Parlor guitar refers to a kind of electric guitar smaller than the traditional size of a Size No. concert guitar by C.F. Martin & Co. The term refers to an instrument having tuning problems. Some guitars that are called parlor guitars are also called by other names, such as tapeworm guitars, harps guitars or tenor guitars.
The tunings on most parlor guitars are usually a little rough, having mostly twelve frets. This is usually the case with harps guitars. The guitars scale length is quite short compared to other instruments in the same category, including the size of a Size 10 Concert Guitar. Most modern guitars, however, have the scale length at about thirteen frets.
The main characteristic distinguishing a parlor guitar from a size guitars is its size. Most commercial brands of parlor guitars are not much bigger than the size of a standard guitar. They can be as long as a third of the size of a standard guitar. Their price is not much higher than any regular guitar.

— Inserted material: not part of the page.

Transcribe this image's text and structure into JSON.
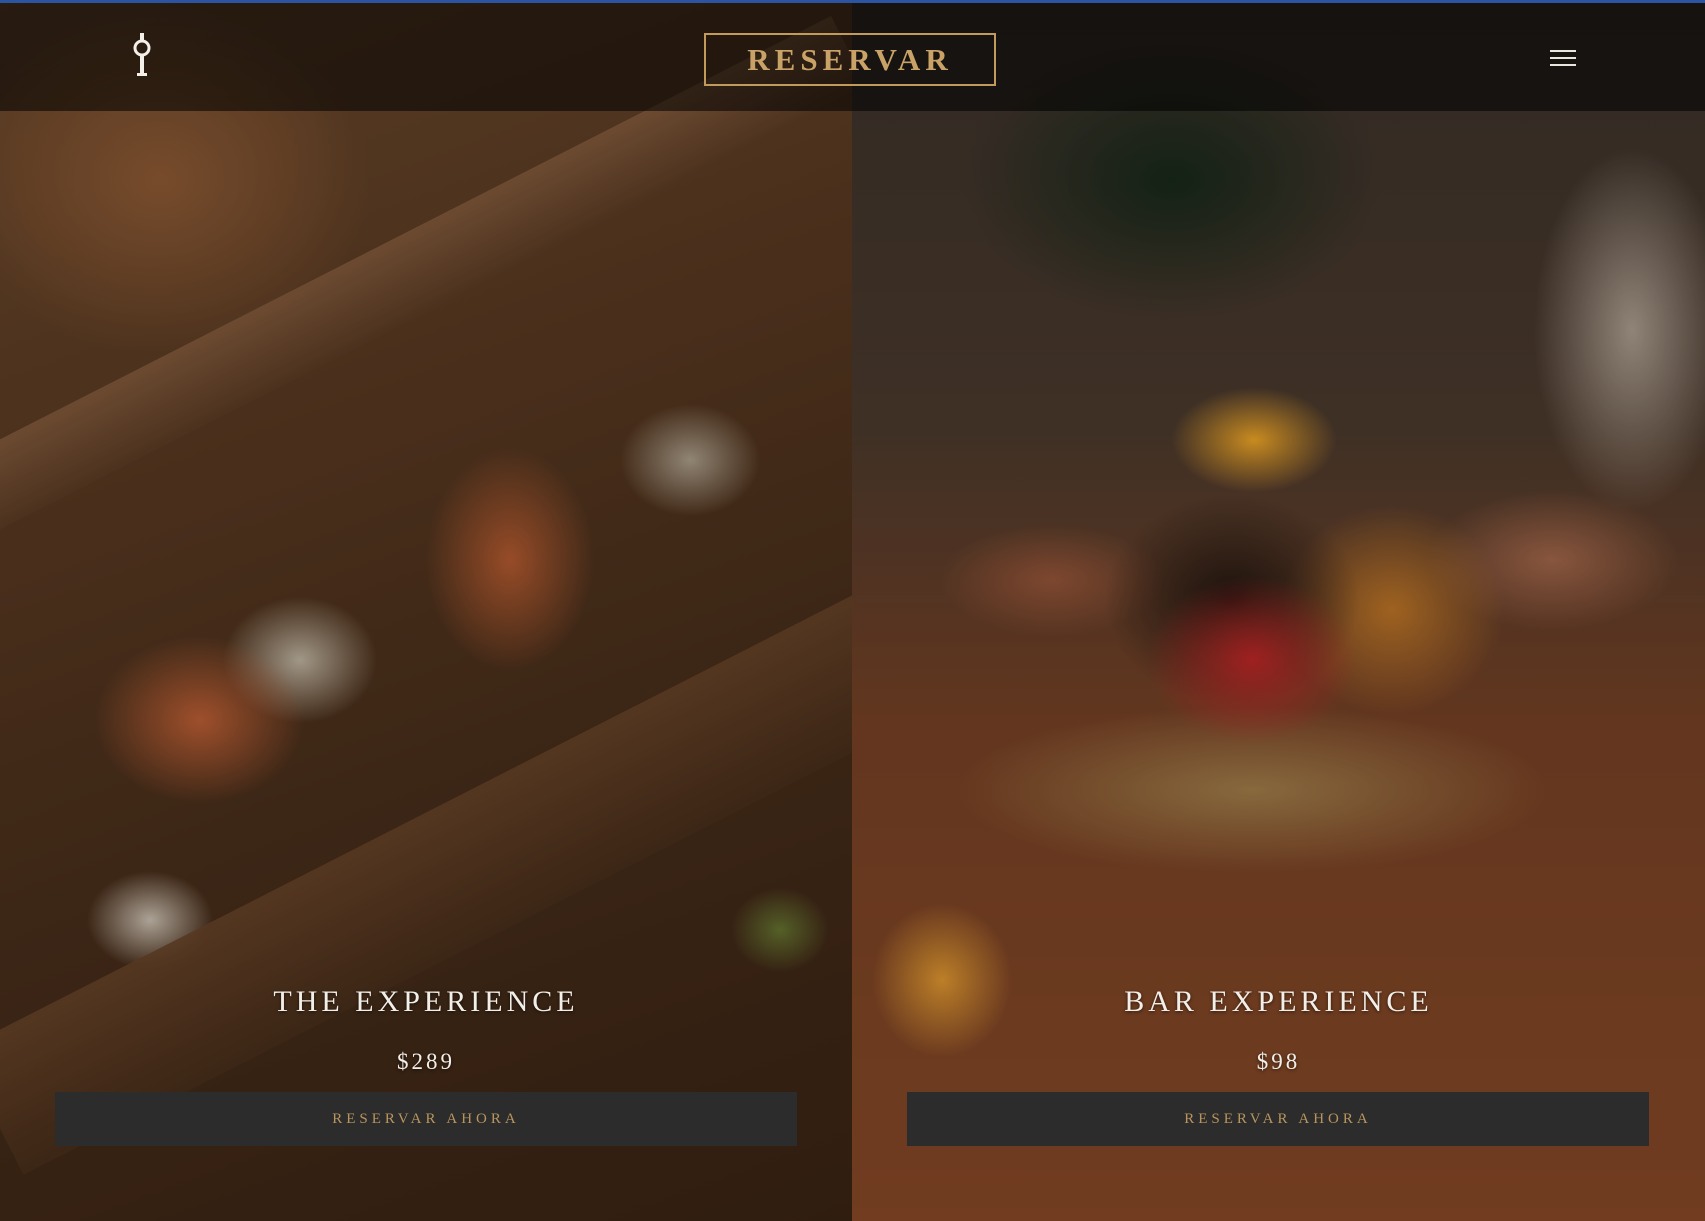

Most famous performers who played on parlor guitars later developed their own styles of play influenced by their experience on parlor guitars. Early performers who often used these instruments were Jimi Hendrix, Eddie Van Halen and Stevie Wonder. Other performers who may have a claim to fame on parlor guitars include Eric Clapton and BB King. These days, other genres of music are often influenced by the style and sound of these instruments.
It was not unusual for a performer to use a modified size acoustic guitar for specific songs. For instance, Cream's Neil Young used a heavily amplified Gibson Parlor guitar during some of his memorable performances. His use of this instrument was so common that he was nicknamed "Guitar Neil." Many artists, including Cream's Cream and Ozzy Osbourne, made the transition from standard to amplified guitars in later years. This phase was popularized by artists such as Eric Clapton and Ozzy Osbourne.
One of the most common features of modern day parlor guitars is the use of electronics. An electric model features a pickup attached to the body of the instrument. When an acoustic guitar's pickup is moved by pushing against it, the sound it emits is dampened. But when the electronic pickup moves by pushing against it, the sound it emits is amplified. Most electronic models feature built in speakers to boost the sound.
Some of the earliest examples of electronic models were not very impressive. However, as time progressed, many improvements were made to these instruments. As smaller and more affordable electronics became available, small guitars with electronic pickups began to be used frequently by professional musicians. It wasn't long before professional and even beginner guitarists could buy their own, portable and easy to carry electronic versions of traditional grand pianos. Today, many of the same features that originally made small guitars popular, are still available on contemporary parlor guitars.
Blues guitar is one genre of music that seems to always require the use of a large, amplified soundboard. Many performers who play along the blues scale (which is an ascending scale, starting with the fifth note and ending with the seventh) find that their hands become fatigued quickly if they have to move their instrument from one key to another. Because so many blues musicians use large guitars to play the same tunes over again in different venues, it is likely that this instrument was invented by an early guitarist who needed something sturdy to keep his fingers from being fatigue. Over the course of the past few centuries, the guitar has gone through many evolutions and improvements, including innovations in the way its soundboards are constructed.